→ Your goal
Write down each entry precisely as given.
Study material START
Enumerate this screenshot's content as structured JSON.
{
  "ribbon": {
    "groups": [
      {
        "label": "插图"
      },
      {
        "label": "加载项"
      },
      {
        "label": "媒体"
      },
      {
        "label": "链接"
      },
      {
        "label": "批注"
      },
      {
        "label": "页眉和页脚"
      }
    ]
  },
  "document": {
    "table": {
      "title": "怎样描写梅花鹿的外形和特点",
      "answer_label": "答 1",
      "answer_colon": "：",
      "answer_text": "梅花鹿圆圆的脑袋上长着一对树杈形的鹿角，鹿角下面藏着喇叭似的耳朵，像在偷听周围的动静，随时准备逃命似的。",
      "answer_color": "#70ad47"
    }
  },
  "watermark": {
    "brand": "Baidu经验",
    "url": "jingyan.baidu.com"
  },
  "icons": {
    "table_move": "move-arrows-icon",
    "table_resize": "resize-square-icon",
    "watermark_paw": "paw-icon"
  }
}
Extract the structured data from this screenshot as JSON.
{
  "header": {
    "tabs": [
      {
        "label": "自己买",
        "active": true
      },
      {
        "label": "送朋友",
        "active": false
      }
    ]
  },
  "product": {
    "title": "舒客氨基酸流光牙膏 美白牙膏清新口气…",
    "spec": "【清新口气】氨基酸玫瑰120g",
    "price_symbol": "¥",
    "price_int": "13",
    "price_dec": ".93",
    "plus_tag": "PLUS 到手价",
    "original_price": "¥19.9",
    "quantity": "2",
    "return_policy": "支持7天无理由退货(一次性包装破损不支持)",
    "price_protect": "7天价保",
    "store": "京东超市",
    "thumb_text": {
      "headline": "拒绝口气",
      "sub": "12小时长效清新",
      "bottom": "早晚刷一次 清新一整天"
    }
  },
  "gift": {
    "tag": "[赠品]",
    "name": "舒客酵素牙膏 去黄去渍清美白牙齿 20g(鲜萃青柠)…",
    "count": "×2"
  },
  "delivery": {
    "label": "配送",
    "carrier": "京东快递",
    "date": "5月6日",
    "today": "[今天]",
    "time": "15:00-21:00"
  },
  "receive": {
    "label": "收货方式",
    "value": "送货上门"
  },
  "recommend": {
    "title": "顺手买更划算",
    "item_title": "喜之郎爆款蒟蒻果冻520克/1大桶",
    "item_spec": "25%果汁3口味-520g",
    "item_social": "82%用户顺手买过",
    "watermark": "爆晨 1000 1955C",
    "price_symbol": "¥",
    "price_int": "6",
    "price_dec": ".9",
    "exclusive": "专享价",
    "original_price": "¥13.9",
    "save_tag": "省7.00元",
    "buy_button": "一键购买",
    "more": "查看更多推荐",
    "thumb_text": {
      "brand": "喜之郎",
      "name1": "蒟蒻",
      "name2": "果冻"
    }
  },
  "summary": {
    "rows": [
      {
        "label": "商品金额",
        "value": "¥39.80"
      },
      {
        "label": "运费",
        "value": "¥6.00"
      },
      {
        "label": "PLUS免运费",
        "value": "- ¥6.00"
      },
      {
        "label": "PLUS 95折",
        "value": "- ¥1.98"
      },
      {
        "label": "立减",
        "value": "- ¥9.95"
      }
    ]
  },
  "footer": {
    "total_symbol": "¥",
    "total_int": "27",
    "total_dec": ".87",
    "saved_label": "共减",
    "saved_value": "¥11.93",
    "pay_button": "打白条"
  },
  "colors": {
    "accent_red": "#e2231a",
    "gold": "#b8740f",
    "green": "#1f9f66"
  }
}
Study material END
→ Answer box
Enumerate this screenshot's content as structured JSON.
{
  "ribbon": {
    "groups": [
      {
        "label": "插图"
      },
      {
        "label": "加载项"
      },
      {
        "label": "媒体"
      },
      {
        "label": "链接"
      },
      {
        "label": "批注"
      },
      {
        "label": "页眉和页脚"
      }
    ]
  },
  "document": {
    "table": {
      "title": "怎样描写梅花鹿的外形和特点",
      "answer_label": "答 1",
      "answer_colon": "：",
      "answer_text": "梅花鹿圆圆的脑袋上长着一对树杈形的鹿角，鹿角下面藏着喇叭似的耳朵，像在偷听周围的动静，随时准备逃命似的。",
      "answer_color": "#70ad47"
    }
  },
  "watermark": {
    "brand": "Baidu经验",
    "url": "jingyan.baidu.com"
  },
  "icons": {
    "table_move": "move-arrows-icon",
    "table_resize": "resize-square-icon",
    "watermark_paw": "paw-icon"
  }
}
Extract the structured data from this screenshot as JSON.
{
  "header": {
    "tabs": [
      {
        "label": "自己买",
        "active": true
      },
      {
        "label": "送朋友",
        "active": false
      }
    ]
  },
  "product": {
    "title": "舒客氨基酸流光牙膏 美白牙膏清新口气…",
    "spec": "【清新口气】氨基酸玫瑰120g",
    "price_symbol": "¥",
    "price_int": "13",
    "price_dec": ".93",
    "plus_tag": "PLUS 到手价",
    "original_price": "¥19.9",
    "quantity": "2",
    "return_policy": "支持7天无理由退货(一次性包装破损不支持)",
    "price_protect": "7天价保",
    "store": "京东超市",
    "thumb_text": {
      "headline": "拒绝口气",
      "sub": "12小时长效清新",
      "bottom": "早晚刷一次 清新一整天"
    }
  },
  "gift": {
    "tag": "[赠品]",
    "name": "舒客酵素牙膏 去黄去渍清美白牙齿 20g(鲜萃青柠)…",
    "count": "×2"
  },
  "delivery": {
    "label": "配送",
    "carrier": "京东快递",
    "date": "5月6日",
    "today": "[今天]",
    "time": "15:00-21:00"
  },
  "receive": {
    "label": "收货方式",
    "value": "送货上门"
  },
  "recommend": {
    "title": "顺手买更划算",
    "item_title": "喜之郎爆款蒟蒻果冻520克/1大桶",
    "item_spec": "25%果汁3口味-520g",
    "item_social": "82%用户顺手买过",
    "watermark": "爆晨 1000 1955C",
    "price_symbol": "¥",
    "price_int": "6",
    "price_dec": ".9",
    "exclusive": "专享价",
    "original_price": "¥13.9",
    "save_tag": "省7.00元",
    "buy_button": "一键购买",
    "more": "查看更多推荐",
    "thumb_text": {
      "brand": "喜之郎",
      "name1": "蒟蒻",
      "name2": "果冻"
    }
  },
  "summary": {
    "rows": [
      {
        "label": "商品金额",
        "value": "¥39.80"
      },
      {
        "label": "运费",
        "value": "¥6.00"
      },
      {
        "label": "PLUS免运费",
        "value": "- ¥6.00"
      },
      {
        "label": "PLUS 95折",
        "value": "- ¥1.98"
      },
      {
        "label": "立减",
        "value": "- ¥9.95"
      }
    ]
  },
  "footer": {
    "total_symbol": "¥",
    "total_int": "27",
    "total_dec": ".87",
    "saved_label": "共减",
    "saved_value": "¥11.93",
    "pay_button": "打白条"
  },
  "colors": {
    "accent_red": "#e2231a",
    "gold": "#b8740f",
    "green": "#1f9f66"
  }
}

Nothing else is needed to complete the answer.